─── Data provided ───

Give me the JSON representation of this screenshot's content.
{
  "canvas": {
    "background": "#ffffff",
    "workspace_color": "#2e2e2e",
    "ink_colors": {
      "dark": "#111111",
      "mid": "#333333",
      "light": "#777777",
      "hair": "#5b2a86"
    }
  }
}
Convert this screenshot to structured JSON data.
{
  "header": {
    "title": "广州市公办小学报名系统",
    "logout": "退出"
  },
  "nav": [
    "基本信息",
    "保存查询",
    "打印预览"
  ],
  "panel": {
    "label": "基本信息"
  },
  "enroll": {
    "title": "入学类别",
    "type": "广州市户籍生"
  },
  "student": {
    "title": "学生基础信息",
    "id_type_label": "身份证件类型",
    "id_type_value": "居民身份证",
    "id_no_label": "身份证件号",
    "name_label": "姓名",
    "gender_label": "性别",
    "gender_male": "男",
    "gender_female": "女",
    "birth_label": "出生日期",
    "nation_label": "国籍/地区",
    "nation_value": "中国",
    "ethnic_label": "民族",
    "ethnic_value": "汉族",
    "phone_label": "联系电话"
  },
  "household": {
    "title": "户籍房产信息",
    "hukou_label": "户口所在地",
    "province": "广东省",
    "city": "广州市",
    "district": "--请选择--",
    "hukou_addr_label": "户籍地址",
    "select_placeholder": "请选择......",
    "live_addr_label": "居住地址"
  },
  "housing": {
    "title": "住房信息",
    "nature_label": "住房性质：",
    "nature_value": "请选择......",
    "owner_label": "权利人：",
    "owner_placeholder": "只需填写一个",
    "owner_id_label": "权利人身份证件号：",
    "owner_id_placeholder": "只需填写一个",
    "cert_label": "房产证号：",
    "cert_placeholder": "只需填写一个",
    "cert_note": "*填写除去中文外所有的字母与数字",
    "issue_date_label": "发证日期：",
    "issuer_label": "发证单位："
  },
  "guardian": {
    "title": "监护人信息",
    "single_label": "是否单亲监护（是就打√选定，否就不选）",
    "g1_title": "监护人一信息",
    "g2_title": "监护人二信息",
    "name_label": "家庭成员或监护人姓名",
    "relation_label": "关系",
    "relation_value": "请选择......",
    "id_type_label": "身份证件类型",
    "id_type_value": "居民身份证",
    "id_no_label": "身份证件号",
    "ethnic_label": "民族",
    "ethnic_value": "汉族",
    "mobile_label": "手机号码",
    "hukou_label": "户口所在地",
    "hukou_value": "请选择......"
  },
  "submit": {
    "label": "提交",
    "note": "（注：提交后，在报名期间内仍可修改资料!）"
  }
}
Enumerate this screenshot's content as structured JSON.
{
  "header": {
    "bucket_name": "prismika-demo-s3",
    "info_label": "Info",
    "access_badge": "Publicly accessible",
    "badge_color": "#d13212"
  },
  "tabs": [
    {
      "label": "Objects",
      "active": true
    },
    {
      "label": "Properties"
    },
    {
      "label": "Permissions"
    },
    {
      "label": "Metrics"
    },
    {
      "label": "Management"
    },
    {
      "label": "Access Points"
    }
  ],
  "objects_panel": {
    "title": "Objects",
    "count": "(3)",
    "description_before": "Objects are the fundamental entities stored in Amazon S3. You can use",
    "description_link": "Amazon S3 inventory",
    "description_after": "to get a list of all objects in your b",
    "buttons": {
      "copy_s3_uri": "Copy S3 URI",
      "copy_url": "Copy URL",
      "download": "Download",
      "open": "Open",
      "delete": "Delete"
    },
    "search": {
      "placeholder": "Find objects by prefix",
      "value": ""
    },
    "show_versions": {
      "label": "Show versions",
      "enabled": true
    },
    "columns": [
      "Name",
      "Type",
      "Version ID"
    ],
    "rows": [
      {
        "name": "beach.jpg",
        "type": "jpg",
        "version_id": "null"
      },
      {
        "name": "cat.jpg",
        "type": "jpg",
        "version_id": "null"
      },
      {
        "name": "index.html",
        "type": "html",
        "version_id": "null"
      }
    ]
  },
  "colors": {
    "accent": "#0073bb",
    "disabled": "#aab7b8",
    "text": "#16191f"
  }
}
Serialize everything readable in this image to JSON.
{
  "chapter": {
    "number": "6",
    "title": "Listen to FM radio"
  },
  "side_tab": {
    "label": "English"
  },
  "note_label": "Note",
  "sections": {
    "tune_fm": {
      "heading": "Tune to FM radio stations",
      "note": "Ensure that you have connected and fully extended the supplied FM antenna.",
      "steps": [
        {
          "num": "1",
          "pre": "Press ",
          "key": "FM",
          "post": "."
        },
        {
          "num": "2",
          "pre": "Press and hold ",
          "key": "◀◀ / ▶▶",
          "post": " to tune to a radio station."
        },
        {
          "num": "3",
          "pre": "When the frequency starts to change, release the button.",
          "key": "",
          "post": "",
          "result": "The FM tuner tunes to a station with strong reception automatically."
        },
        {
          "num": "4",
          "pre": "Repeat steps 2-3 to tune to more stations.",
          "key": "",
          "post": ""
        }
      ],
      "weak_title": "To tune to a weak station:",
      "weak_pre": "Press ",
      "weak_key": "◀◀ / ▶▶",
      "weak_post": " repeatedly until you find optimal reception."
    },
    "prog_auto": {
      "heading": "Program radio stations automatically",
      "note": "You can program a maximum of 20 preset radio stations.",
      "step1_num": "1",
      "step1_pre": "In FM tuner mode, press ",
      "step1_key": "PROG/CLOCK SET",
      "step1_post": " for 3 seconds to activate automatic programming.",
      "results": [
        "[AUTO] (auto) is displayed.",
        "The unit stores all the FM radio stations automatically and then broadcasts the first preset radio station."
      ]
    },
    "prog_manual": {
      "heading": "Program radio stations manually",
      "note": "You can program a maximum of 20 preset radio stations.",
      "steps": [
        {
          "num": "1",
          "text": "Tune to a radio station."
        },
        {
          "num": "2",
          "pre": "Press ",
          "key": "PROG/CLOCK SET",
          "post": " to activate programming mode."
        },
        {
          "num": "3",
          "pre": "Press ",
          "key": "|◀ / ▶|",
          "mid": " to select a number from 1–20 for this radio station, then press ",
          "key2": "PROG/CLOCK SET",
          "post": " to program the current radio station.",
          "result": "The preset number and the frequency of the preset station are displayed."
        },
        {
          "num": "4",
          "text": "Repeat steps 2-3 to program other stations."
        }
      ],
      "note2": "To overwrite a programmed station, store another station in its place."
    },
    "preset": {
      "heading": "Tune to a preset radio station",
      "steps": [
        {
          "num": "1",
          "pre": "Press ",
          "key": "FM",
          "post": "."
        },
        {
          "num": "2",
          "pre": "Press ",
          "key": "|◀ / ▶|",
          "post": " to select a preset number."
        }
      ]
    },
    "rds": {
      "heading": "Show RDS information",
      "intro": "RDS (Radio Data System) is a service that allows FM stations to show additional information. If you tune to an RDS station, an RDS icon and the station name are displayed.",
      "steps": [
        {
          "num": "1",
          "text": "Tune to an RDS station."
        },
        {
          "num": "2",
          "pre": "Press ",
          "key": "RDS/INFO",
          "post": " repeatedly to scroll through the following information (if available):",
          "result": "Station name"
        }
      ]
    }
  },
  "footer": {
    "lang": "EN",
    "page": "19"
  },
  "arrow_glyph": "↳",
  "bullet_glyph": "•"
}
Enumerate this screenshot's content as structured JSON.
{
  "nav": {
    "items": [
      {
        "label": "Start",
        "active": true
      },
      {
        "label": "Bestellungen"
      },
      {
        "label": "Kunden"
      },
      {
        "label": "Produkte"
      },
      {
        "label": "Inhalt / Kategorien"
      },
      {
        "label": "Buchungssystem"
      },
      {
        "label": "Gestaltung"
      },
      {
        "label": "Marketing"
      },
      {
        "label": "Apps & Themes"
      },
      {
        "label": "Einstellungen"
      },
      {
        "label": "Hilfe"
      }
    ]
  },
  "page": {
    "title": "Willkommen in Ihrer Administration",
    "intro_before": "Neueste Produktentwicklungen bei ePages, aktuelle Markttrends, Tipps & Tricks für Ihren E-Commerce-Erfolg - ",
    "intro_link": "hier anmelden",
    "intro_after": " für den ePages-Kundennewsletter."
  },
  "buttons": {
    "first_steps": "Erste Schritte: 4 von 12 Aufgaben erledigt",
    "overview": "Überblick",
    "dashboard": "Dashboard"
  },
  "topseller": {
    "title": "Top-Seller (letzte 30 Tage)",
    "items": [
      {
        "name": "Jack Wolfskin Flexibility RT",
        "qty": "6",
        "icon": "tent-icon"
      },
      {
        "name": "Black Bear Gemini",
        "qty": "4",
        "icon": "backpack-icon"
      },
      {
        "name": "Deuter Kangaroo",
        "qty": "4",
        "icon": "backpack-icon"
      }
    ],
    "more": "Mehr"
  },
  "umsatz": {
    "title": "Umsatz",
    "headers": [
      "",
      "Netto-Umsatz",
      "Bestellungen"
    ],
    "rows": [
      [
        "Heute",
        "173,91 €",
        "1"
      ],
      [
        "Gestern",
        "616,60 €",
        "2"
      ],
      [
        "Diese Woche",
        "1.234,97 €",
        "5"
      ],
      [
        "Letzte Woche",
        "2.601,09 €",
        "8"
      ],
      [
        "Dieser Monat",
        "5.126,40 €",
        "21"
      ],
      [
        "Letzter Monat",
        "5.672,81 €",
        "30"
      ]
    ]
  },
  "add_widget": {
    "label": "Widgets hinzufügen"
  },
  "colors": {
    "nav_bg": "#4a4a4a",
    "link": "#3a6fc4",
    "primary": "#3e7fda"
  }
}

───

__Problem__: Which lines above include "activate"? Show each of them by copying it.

__Answer section__:
      "step1_post": " for 3 seconds to activate automatic programming.",
          "post": " to activate programming mode."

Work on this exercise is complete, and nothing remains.